“A reform policy in government to determine whether existing restrictions continue to be in the national interest is lacking. Year after year, government departments passively apply the same legal restrictions and add new ones when Congress creates them. A review is overdue. This could be done by an inter-agency team instructed to review various restrictions on foreign equity investment in the participation in the Philippine economy of foreign equity, taking into consideration whether restrictions impede investment, job creation, and competitiveness. A report with specific proposed amendments could be ready by the time the 16th Congress is convened,” the Join Foreign Chambers said.
It also asked the government to remove from the negative list the “practice of all professions” prohibition, adding that this is “not germane in a document that concerns ‘investment.’”
“There are 46 individual laws that provide for the regulation of as many professions, while the Supreme Court establishes rule for practicing law. All but the laws on professions allow for reciprocity. The Professional Regulatory Commission decides whether reciprocity exists when a foreign national applies to practice in the Philippines. The current FINL does not explain this. Furthermore, with some exceptions, there is a distinction between ownership of a company that employs professionals (certified by the PRC) and employees who execute professional services. The FINL needs clarification, as it is incorrectly worded in its present form,” the group said.
It said a long-winding FINL would be a deterrent as the Philippines moves to fulfill its Asean commitments as well as participate in other multilateral trade deals.
“As Asean moves towards the Asean Economic Community there will be more advocacy under the 2007 AEC Blueprint to lower barriers to cross-border investment in priority sectors. Similar challenges may arise if the Philippines negotiates for advanced free trade agreements with the European Union and with the 11 countries currently participating in the future Trans-Pacific Partnership.
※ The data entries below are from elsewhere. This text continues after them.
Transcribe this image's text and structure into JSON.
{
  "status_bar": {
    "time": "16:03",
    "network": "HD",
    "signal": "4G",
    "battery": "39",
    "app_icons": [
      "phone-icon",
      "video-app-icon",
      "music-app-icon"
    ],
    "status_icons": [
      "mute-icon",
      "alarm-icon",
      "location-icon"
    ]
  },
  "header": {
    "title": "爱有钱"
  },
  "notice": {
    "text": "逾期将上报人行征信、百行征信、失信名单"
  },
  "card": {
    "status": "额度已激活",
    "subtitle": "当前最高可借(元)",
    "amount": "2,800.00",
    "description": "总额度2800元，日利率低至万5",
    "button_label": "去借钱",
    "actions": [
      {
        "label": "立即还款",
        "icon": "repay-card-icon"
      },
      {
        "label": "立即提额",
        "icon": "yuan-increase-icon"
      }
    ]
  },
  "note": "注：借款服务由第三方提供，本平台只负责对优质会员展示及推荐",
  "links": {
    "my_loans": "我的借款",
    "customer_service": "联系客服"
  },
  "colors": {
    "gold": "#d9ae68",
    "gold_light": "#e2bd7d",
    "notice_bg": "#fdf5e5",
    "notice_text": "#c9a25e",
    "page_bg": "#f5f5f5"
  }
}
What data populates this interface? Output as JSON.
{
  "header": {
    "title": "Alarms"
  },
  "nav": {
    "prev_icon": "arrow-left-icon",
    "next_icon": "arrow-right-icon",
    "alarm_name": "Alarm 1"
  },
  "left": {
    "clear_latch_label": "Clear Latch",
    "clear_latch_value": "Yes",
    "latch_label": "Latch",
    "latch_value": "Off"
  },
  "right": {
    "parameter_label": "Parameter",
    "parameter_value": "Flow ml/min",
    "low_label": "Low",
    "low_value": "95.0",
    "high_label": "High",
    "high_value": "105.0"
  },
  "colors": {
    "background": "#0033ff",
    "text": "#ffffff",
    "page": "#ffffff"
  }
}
The investment chapter of the Korea-US FTA requires unrestricted foreign equity investment between parties, and the same chapter in the TPP is expected to be similar. Parties are given time to transition their laws to meet commitments under the new trade agreements,” the Joint Foreign Chambers said.
It groups the American Chamber of Commerce of the Philippines, Australian-New Zealand Chamber of Commerce of the Philippines, Canadian Chamber of Commerce, European Chamber of Commerce of the Philippines, Japanese Chamber of Commerce and Industry of the Philippines, Korean Chamber of Commerce of the Philippines, and Philippine Association of Multinational Regional Headquarters.